Lascar

Friday, May 21, 2010

Lascar is an active stratovolcano which lies in northern Chile. It is 5,592 m high and is the most active volcano of that region. Lascar has two cones: the Western Cone, which is extinct; and the Eastern Cone, which is active. Other volcanoes in the area include the Acamarachi and Chiliques, all of which form a spectacular backdrop for Laguna Lejia. Prominent lava flows descend its NW flanks.

The largest eruption of Lascar took place about 26.500 years ago, and following the eruption of the Tumbres scoria flow about 9.000 years ago, activity shifted back to the eastern edifice, where three overlapping craters were formed. Frequent small-to-moderate explosive eruptions have been recorded from Lascar in historical time since the mid-19th century, along with periodic larger eruptions that produced ash fall up to hundreds hundreds of kilometers away from the volcano.
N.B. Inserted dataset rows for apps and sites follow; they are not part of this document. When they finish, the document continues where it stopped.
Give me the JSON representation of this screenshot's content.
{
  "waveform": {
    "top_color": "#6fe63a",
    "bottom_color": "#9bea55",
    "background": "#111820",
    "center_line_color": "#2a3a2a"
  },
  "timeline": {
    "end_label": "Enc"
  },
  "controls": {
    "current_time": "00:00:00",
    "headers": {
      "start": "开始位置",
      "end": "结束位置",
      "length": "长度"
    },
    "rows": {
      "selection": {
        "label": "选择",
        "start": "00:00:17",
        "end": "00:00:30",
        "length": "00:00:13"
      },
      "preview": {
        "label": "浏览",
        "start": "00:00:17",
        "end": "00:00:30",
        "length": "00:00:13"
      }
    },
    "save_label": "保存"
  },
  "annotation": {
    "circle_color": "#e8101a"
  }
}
A large eruption of Lascar volcano occurred in 1993 when pyroclastic flows reached 8.5 km from the summit, as ash drifted 1200 miles in a South-East direction.

Lascar Volcano (2006 eruption)